By Rod Nickel
WINNIPEG, Manitoba (Reuters) - A snowy spring on the Canadian Prairies is raising jitters from the farm to the futures market about double delays in harvesting and planting in the major wheat- and canola-exporting country.
Many fields went unharvested last fall due to wet weather, and farmers hoped to salvage those crops before planting the next this spring.
The province of Alberta alone has 1.2 million to 1.5 million acres (486,000 to 607,000 hectares) left to harvest, much of it canola and wheat, said government crop specialist Harry Brook. ICE Canada canola futures have gained about 10 percent in the past three weeks.
Barrhead, Alberta, farmer Ken Degner can see the reason for rising prices through his window, where 1,350 acres of canola, wheat and barley are still in his snowy fields.
“I don’t know what I can do," Degner said. "Who expected it to still be snowing end of April?"
Degner's unharvested crops represent 90 percent of last year's plantings and are not insured for this type of risk, which is a first on this scale in his 30 years of farming.
Farmers intend to plant the biggest-ever area in canola, used to make vegetable oil, Statistics Canada said on Friday. Canada is the world's biggest exporter and grower of the yellow-flowering crop.
It is not unusual for central Alberta to have crop left over to harvest in spring, but the high amount this year stands out, Brook said.
"Potentially, it could be a big deal," he said.
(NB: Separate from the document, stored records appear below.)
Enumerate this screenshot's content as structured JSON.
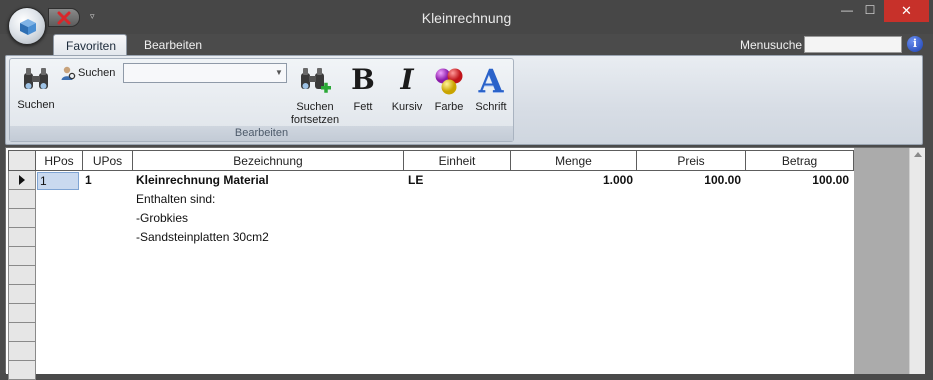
{
  "window": {
    "title": "Kleinrechnung",
    "min_glyph": "—",
    "max_glyph": "☐",
    "close_glyph": "✕"
  },
  "quick_access": {
    "dropdown_glyph": "▿"
  },
  "tabs": [
    {
      "label": "Favoriten",
      "active": true
    },
    {
      "label": "Bearbeiten",
      "active": false
    }
  ],
  "menusuche": {
    "label": "Menusuche",
    "value": "",
    "help_glyph": "i"
  },
  "ribbon": {
    "group_label": "Bearbeiten",
    "suchen_large": "Suchen",
    "suchen_small": "Suchen",
    "combo_value": "",
    "fortsetzen": "Suchen fortsetzen",
    "fett": "Fett",
    "kursiv": "Kursiv",
    "farbe": "Farbe",
    "schrift": "Schrift",
    "fett_glyph": "B",
    "kursiv_glyph": "I",
    "schrift_glyph": "A"
  },
  "grid": {
    "columns": [
      "HPos",
      "UPos",
      "Bezeichnung",
      "Einheit",
      "Menge",
      "Preis",
      "Betrag"
    ],
    "rows": [
      {
        "hpos": "1",
        "upos": "1",
        "bezeichnung": "Kleinrechnung Material",
        "einheit": "LE",
        "menge": "1.000",
        "preis": "100.00",
        "betrag": "100.00"
      }
    ],
    "text_lines": [
      "Enthalten sind:",
      "-Grobkies",
      "-Sandsteinplatten 30cm2"
    ]
  },
  "colors": {
    "accent": "#2a62c9",
    "close_red": "#c7312a",
    "selection": "#c9d9ef"
  }
}
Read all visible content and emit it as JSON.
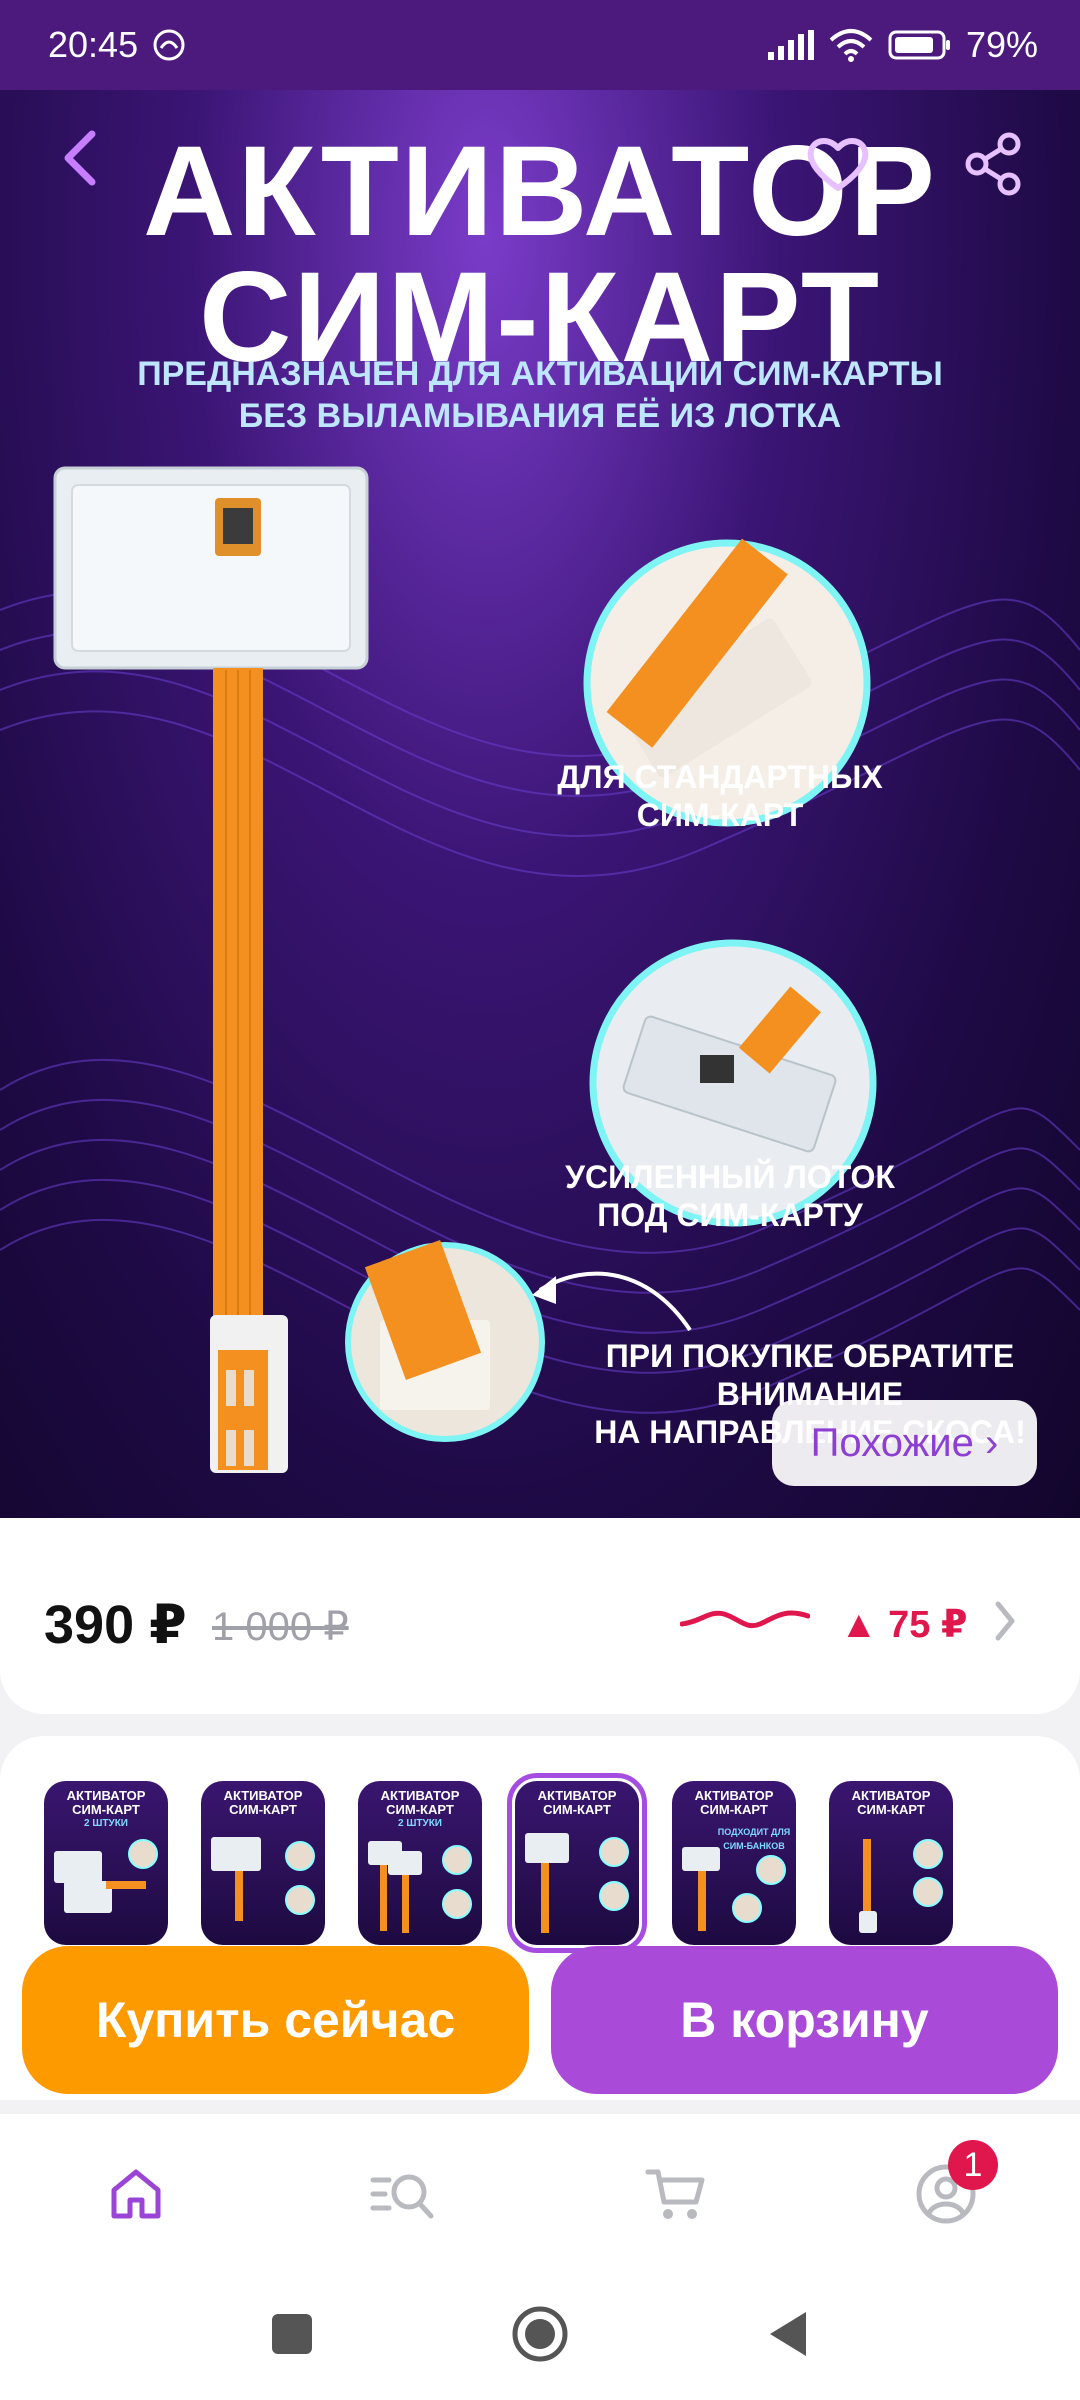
{
  "status_bar": {
    "time": "20:45",
    "battery": "79%"
  },
  "hero": {
    "title_line1": "АКТИВАТОР",
    "title_line2": "СИМ-КАРТ",
    "subtitle_line1": "ПРЕДНАЗНАЧЕН ДЛЯ АКТИВАЦИИ СИМ-КАРТЫ",
    "subtitle_line2": "БЕЗ ВЫЛАМЫВАНИЯ ЕЁ ИЗ ЛОТКА",
    "caption1_line1": "ДЛЯ СТАНДАРТНЫХ",
    "caption1_line2": "СИМ-КАРТ",
    "caption2_line1": "УСИЛЕННЫЙ ЛОТОК",
    "caption2_line2": "ПОД СИМ-КАРТУ",
    "caption3_line1": "ПРИ ПОКУПКЕ ОБРАТИТЕ",
    "caption3_line2": "ВНИМАНИЕ",
    "caption3_line3": "НА НАПРАВЛЕНИЕ СКОСА!",
    "similar_label": "Похожие ›"
  },
  "price": {
    "current": "390 ₽",
    "old": "1 000 ₽",
    "delta": "▲ 75 ₽"
  },
  "thumbnails": {
    "title1": "АКТИВАТОР",
    "title2": "СИМ-КАРТ",
    "tag_two": "2 ШТУКИ",
    "tag_banks": "ПОДХОДИТ ДЛЯ СИМ-БАНКОВ",
    "selected_index": 3
  },
  "actions": {
    "buy_now": "Купить сейчас",
    "add_to_cart": "В корзину"
  },
  "bottom_nav": {
    "items": [
      "home-icon",
      "catalog-search-icon",
      "cart-icon",
      "profile-icon"
    ],
    "active": "home-icon",
    "profile_badge": "1"
  },
  "colors": {
    "status_bar": "#4c1a7d",
    "accent_purple": "#a94ad9",
    "buy_orange": "#fd9a00",
    "price_red": "#e0174c"
  }
}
Most Canadian Prairie crop planting occurs in May, but this year it could extend into June, Brook said. Planting later raises the risk that cold nights in late summer may damage immature crops.
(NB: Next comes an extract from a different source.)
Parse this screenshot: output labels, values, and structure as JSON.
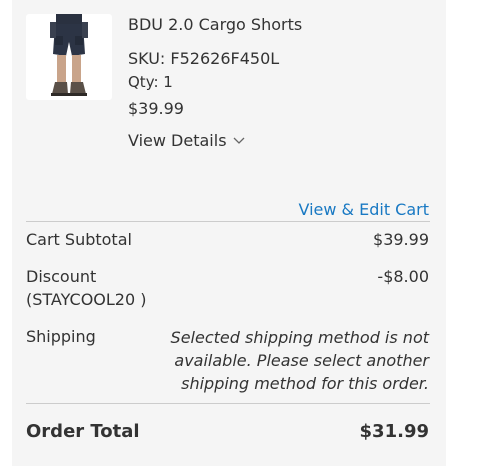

Snow is possible for most Prairie crop-growing areas on Monday, according to the federal weather forecasting agency Environment Canada. Central Alberta's soil is already soaked, having collected over twice as much precipitation as normal in the 30-day period ending April 20, according to Agriculture and Agri-Food Canada.
Drier weather ahead should enable most Prairie farmers to plant on time. But it may not be enough for central and western Alberta, which needs about six straight arid weeks to dry soggy soils, harvest last year's crop and plant the new one, said Drew Lerner, senior agricultural meteorologist at World Weather.
“It is very disconcerting," he said. "There’s a lot of folks that are going to get hurt."
(Reporting by Rod Nickel in Winnipeg, Manitoba; Editing by Dan Grebler)